« AnteriorContinuar »
Titus the master, Antony the slave,
Sappho the sage blue-stocking, in whose grave All those may leap who rather would be neuter
(Leucadia's rock still overlooks the wave) Oh Love ! thou art the very god of evil, For, after all, we cannot call thee deyil.
And jestest with the brows of mightiest men :
Have much enıploy'd the Muse of history's pen; Their lives and fortunes were extremely various,
Such worthies time will never see again
And Aristippus, a material crew !
By theories quite practicable too ;
How pleasant were the maxim (not quite new), Eat, drink, and love, what can the rest avail us?" So said the royal sage Sardanapalus.
And should he have forgotten her so soon?
Perplexing question ; but, no doubt, the moon
Palpitation rises, 't is her boon ;
Abhor, condemn, abjure the mortal made
No permanent foundation can be laid :
And yet last night, being at a masquerade,
CCX. But soon philosophy came to my aid,
And whisper'd “think of every sacred tie!” “ I will, my dear philosophy!" I said ;
" But then her teeth, and then, oh heaven ! her eye! I 'll just inquire if she be wife or maid,
Or neither--out of curiosity." “Stop ! ” cried philosophy, with air so Grecian (Though she was mask'd then as a fair Venetian)
CCXI. “Stop!” so I stoppid.—But to return : that which
Men call inconstancy is nothing more Than admiration due where nature's rich
Profusion with young beauty covers o'er
A lovely statue we almost adore,
CCXII. ’T is the perception of the beautiful,
A fine extension of the faculties, Platonic, universal, wonderful,
Drawn from the stars, and filter'd through the skies, Without which life would be extremely dull ;
In short, it is the use of our own eyes, With one or two small senses added, just To hint that flesh is form’d of fiery dust.
For, surely, if we always could perceive
As when she rose upon us like an Eve, 'T would save us many a heart-ache, many a shilling
(For we must get them any how, or grieve); Whereas, if one sole lady pleased for ever, How pleasant for the heart, as well as liver !
But changes night and day too, like the sky;
And darkness and destruction, as on high ;
Its storms expire in water-drops ; the eye
very rarely executes its function,
That all the rest creep in and form a junction Like knots of vipers on a dunghill's soil —
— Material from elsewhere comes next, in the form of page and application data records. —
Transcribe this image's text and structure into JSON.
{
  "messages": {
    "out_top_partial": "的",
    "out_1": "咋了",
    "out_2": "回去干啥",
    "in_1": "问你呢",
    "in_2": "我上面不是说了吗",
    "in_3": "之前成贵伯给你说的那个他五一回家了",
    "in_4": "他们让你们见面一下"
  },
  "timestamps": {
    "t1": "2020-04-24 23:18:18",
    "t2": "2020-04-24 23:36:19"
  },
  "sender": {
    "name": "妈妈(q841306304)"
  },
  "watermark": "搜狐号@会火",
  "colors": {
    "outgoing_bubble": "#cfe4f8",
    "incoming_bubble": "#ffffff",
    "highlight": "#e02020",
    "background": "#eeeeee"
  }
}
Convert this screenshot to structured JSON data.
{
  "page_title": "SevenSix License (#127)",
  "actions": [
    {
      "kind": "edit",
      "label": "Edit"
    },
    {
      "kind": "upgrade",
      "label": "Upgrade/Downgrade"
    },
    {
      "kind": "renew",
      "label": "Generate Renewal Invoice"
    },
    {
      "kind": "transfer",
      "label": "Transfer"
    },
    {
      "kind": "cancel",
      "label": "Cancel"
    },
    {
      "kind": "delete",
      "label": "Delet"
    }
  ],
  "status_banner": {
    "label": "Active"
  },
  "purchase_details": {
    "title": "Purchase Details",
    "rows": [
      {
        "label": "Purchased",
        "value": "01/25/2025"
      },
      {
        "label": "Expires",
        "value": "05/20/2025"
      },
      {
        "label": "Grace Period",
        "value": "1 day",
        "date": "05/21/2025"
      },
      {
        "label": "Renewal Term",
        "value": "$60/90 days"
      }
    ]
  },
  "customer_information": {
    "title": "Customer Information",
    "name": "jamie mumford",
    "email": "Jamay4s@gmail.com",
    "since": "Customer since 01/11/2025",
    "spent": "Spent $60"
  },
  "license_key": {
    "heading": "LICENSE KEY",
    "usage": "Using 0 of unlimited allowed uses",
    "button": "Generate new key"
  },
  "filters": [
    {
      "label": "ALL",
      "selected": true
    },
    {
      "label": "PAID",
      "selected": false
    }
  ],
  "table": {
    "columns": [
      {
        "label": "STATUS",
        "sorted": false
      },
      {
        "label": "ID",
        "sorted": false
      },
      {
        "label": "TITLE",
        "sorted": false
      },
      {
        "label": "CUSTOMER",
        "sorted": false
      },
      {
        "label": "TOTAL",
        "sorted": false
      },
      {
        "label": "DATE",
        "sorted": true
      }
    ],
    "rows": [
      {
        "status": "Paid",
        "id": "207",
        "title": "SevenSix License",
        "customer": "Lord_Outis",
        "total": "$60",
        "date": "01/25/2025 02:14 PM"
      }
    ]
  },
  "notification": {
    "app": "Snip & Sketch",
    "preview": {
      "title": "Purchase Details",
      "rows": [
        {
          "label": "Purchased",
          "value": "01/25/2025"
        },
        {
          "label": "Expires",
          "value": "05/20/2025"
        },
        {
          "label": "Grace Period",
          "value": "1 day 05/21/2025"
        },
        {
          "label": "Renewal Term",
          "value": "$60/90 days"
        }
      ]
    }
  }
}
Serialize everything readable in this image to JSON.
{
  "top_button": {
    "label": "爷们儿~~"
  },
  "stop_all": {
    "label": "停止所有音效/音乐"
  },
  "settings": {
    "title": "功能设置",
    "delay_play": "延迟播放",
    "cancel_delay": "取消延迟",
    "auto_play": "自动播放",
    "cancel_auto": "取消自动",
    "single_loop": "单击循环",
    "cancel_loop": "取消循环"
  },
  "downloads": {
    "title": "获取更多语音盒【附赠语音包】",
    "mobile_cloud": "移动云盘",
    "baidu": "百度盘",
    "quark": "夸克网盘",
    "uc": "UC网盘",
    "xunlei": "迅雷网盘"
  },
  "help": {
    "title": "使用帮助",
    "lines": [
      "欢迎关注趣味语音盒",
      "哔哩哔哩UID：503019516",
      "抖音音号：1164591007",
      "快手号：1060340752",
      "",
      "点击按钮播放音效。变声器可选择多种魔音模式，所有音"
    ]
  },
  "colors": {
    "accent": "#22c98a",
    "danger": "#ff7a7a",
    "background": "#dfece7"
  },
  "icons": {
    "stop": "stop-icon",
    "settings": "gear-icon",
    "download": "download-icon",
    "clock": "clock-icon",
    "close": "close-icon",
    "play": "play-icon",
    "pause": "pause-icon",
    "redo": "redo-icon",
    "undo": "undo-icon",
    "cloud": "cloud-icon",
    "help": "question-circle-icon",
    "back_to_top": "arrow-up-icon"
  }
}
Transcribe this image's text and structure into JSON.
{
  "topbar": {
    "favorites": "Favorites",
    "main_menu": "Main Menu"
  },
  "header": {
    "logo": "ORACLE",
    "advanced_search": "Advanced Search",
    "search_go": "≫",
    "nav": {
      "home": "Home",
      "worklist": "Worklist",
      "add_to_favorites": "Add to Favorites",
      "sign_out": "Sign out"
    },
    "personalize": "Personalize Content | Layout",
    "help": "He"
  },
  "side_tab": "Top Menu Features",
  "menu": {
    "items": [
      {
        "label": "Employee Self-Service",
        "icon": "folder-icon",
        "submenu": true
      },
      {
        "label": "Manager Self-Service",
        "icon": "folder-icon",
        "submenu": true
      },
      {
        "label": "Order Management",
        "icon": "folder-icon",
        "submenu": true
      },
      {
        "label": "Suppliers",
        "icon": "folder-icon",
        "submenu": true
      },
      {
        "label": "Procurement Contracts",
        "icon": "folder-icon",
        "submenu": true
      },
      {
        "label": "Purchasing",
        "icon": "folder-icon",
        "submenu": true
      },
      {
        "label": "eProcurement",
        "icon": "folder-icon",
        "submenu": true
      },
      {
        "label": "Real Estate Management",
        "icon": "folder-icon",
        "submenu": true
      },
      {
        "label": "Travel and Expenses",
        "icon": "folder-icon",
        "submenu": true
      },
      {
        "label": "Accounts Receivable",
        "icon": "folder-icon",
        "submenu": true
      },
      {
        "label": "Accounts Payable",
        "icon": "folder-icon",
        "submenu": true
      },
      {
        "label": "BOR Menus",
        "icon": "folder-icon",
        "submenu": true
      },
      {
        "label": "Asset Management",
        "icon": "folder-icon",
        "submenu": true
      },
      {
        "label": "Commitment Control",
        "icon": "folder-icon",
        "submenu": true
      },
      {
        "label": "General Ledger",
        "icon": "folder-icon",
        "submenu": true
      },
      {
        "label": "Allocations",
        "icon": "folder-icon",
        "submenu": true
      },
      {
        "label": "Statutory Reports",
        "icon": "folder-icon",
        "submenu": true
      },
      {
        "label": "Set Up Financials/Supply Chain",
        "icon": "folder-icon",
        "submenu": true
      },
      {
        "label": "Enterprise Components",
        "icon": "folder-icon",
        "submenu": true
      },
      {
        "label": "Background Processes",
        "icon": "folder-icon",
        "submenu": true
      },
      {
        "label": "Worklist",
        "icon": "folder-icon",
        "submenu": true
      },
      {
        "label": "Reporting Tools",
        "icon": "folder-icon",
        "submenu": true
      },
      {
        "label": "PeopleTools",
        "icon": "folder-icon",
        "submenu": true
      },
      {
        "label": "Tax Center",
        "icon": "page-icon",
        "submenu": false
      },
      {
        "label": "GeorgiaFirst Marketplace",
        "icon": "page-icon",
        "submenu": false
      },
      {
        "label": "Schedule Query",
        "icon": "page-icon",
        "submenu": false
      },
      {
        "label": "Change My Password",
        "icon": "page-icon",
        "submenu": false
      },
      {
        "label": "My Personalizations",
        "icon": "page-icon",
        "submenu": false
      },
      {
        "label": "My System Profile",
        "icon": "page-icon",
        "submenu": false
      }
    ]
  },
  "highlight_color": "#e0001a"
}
Rage, fear, hate, jealousy, revenge, compunction, So that all mischiefs spring up from this entrail, Like earthquakes from the hidden fire callid “central.”
In this anatomy, I 've finish'd now
That being about the number I 'll allow
bow, Leaving Don Juan and Haidee to plead For them and theirs with all who deign to read.
1. Hail, Muse! et cætera.—We left Juan sleeping,
Pillow'd upon a fair and happy breast, And watch'd by eyes that never yet knew weeping,
And loved by a young heart too deeply bless'd To feel the poison through her spirit creeping,
Or know who rested there; a foe to rest Had soil'd the current of her sinless
years, And turn'd her pure heart's purest blood to tears.
Which makes it fatal to be loved ? Ah, why
branches hast thou wreathed thy bowers, And made thy best interpreter a sigh? As those who dote on odours pluck the flowers,
And place them on their breast—but place to die : Thus the frail beings we would fondly cherish Are laid within our bosoms but to perish.
In all the others all she loves is love,
And fits her loosely—like an easy glove, As you may find, whene'er
like to prove her :
But one thing 's pretty sure ; a woman planted (Unless at once she plunge for life in prayers),
After a decent time must be gallanted ; Although, no doubt, her first of love affairs
Is that to which her heart is wholly granted : Yet there are some, they say, who have had none, But those who have ne'er end with only one.
Of human frailty, folly, also crime,
Although they both are born in the same clime ;
A sad, sour, sober beverage--by time
Between their present and their future state ;
Is used, until the truth arrives too lateYet what can people do, except despair ?
The same things change their names at such a rate : For instance—passion in a lover 's glorious, But in a husband is pronounced uxorious.
VII. Men grow
ashamed of being so very fond, They sometimes also get a little tired (But that, of course, is rare), and then despond :
The same things cannot always be admired, Yet 't is 66 so nominated in the bond,"
That both are tied till one shall have expired. Sad thought! to lose the spouse that was adorning Our days, and put one's servants into mourning.
Which forms, in fact, true love's antithesis ;
But only give a bust of marriages;
There 's nothing wrong in a connubial kiss :
All comedies are ended by a marriage ;
For authors fear description might disparage The worlas to come of both, or fall beneath,
And then both worlds would punish their miscarriage ; So leaving each their priest and prayer-book ready, They say no more of Death or of the Lady.